What is the role of the North American office?
A bit like MSF, DNDi is an international network of people working toward the same goals. In the US, our most important role is facilitating good strategic relations with policy-makers, civil society organizations concerned with global health and R&D, academia, the pharmaceutical and biotech industries, and advocating for the US government to finance research into neglected diseases and adopt policies that will enable greater needs-driven R&D. We also need financial support from private US donors–foundations, certain corporations, and individuals who believe in what we are doing.
Why does DNDi include pediatric HIV in its portfolio?
DNDi fights for new treatments for neglected patients, not just neglected diseases. If we see a glaring gap and think we are uniquely situated to help, we’ll get involved. Some 2.5 million children under the age of 15 have HIV. More than 90 percent of them are in Africa. Without treatment, one-third will die by the age of one, and half will die by the age of two. Yet only a fraction has access to antiretroviral therapy, partly because diagnosis is difficult in children, and partly because of a lack of child-friendly formulations. There are not many children with HIV in wealthy countries, which means children with HIV are not a lucrative market for the pharmaceutical industry.
Our first step is to identify key experts and potential partners in this field, and to create a target product profile to guide our strategy. It’s already clear that first-line treatments for children under the age of three are what is most needed right now.
How is MSF field work different from drug development with DNDi?

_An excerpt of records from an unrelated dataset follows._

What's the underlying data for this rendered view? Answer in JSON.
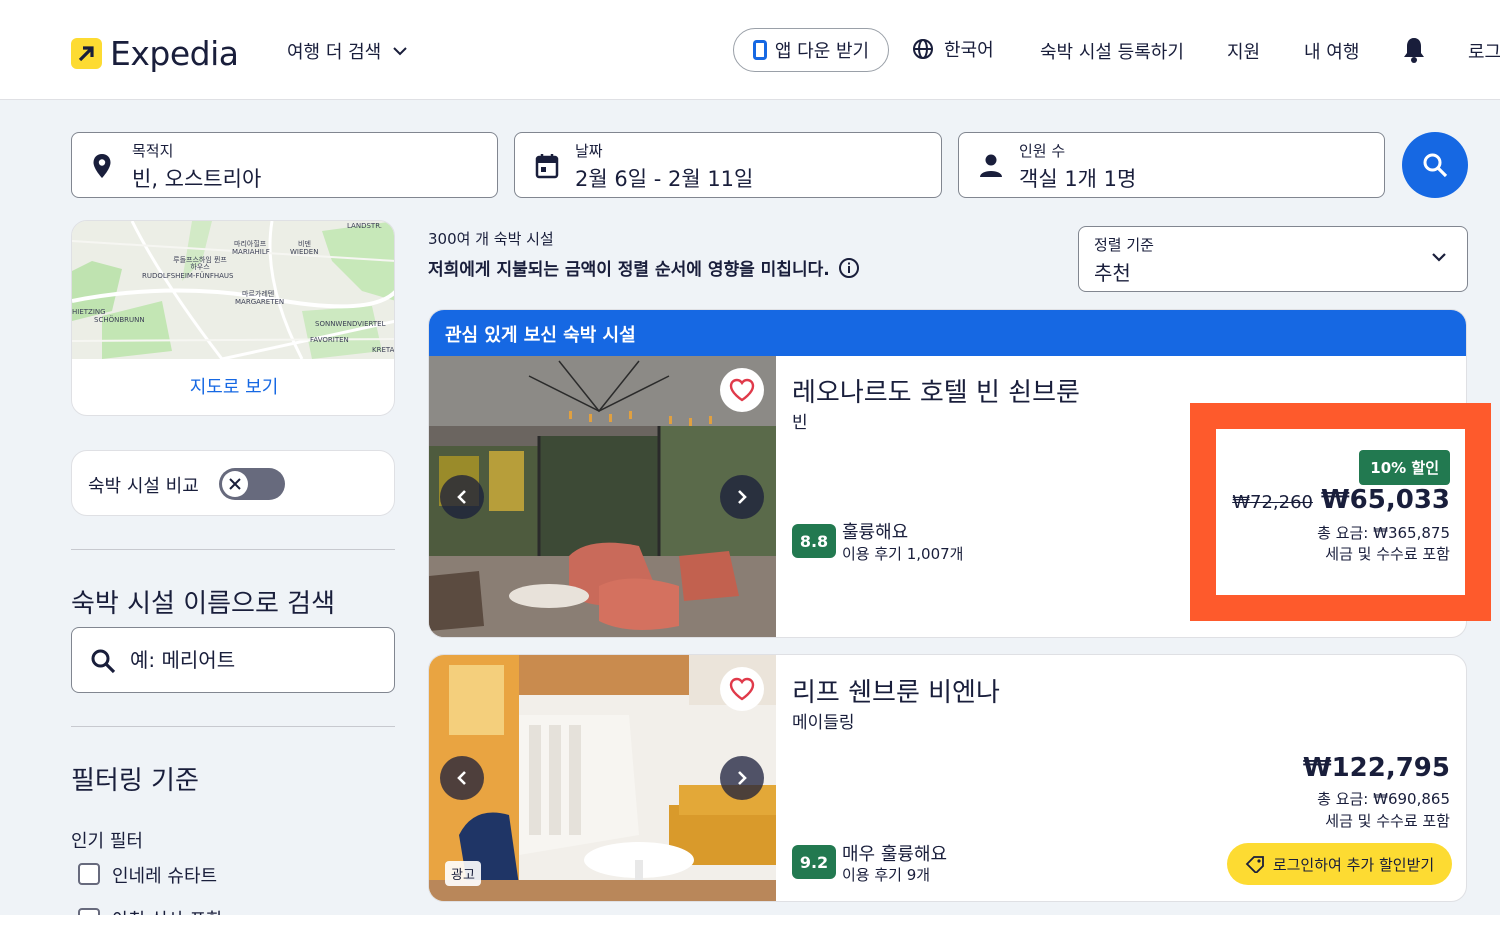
{
  "header": {
    "logo_text": "Expedia",
    "more_travel": "여행 더 검색",
    "app_download": "앱 다운 받기",
    "language": "한국어",
    "list_property": "숙박 시설 등록하기",
    "support": "지원",
    "my_trips": "내 여행",
    "login": "로그"
  },
  "search": {
    "destination_label": "목적지",
    "destination_value": "빈, 오스트리아",
    "dates_label": "날짜",
    "dates_value": "2월 6일 - 2월 11일",
    "guests_label": "인원 수",
    "guests_value": "객실 1개 1명"
  },
  "sidebar": {
    "map_link": "지도로 보기",
    "map_labels": [
      "LANDSTR.",
      "마리아힐프",
      "MARIAHILF",
      "비덴",
      "WIEDEN",
      "루돌프스하임 퓐프하우스",
      "RUDOLFSHEIM-FÜNFHAUS",
      "마르가레텐",
      "MARGARETEN",
      "SONNWENDVIERTEL",
      "FAVORITEN",
      "SCHÖNBRUNN",
      "HIETZING",
      "KRETA"
    ],
    "compare_label": "숙박 시설 비교",
    "name_search_heading": "숙박 시설 이름으로 검색",
    "name_search_placeholder": "예: 메리어트",
    "filter_heading": "필터링 기준",
    "popular_filters_label": "인기 필터",
    "filters": [
      "인네레 슈타트",
      "아침 식사 포함"
    ]
  },
  "results": {
    "count": "300여 개 숙박 시설",
    "notice": "저희에게 지불되는 금액이 정렬 순서에 영향을 미칩니다.",
    "sort_label": "정렬 기준",
    "sort_value": "추천"
  },
  "hotels": [
    {
      "banner": "관심 있게 보신 숙박 시설",
      "name": "레오나르도 호텔 빈 쇤브룬",
      "location": "빈",
      "score": "8.8",
      "rating_word": "훌륭해요",
      "reviews": "이용 후기 1,007개",
      "discount": "10% 할인",
      "old_price": "₩72,260",
      "price": "₩65,033",
      "total": "총 요금: ₩365,875",
      "taxes": "세금 및 수수료 포함"
    },
    {
      "name": "리프 쉔브룬 비엔나",
      "location": "메이들링",
      "ad_label": "광고",
      "score": "9.2",
      "rating_word": "매우 훌륭해요",
      "reviews": "이용 후기 9개",
      "price": "₩122,795",
      "total": "총 요금: ₩690,865",
      "taxes": "세금 및 수수료 포함",
      "login_deal": "로그인하여 추가 할인받기"
    }
  ],
  "colors": {
    "brand_blue": "#1668e3",
    "brand_yellow": "#fddb32",
    "score_green": "#227950",
    "highlight_orange": "#fe5a2c"
  }
}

The time horizon is different, but the needs are just as urgent. There is definitely an MSF heritage in DNDi, a similar drive coupled with a realistic sense of how long it will take to bring improvements to patients. We need to make sure neglected diseases are on the political agenda, that the money is there for R&D, that the pharmaceutical industry, policy-makers, academic researchers, and governments get the message. We are talking about developing drugs for the future, but the actual needs are for today.
To learn more and find out how to support DNDi, go to DNDi.org
© 2013 Doctors Without Borders/Médecins Sans Frontières (MSF)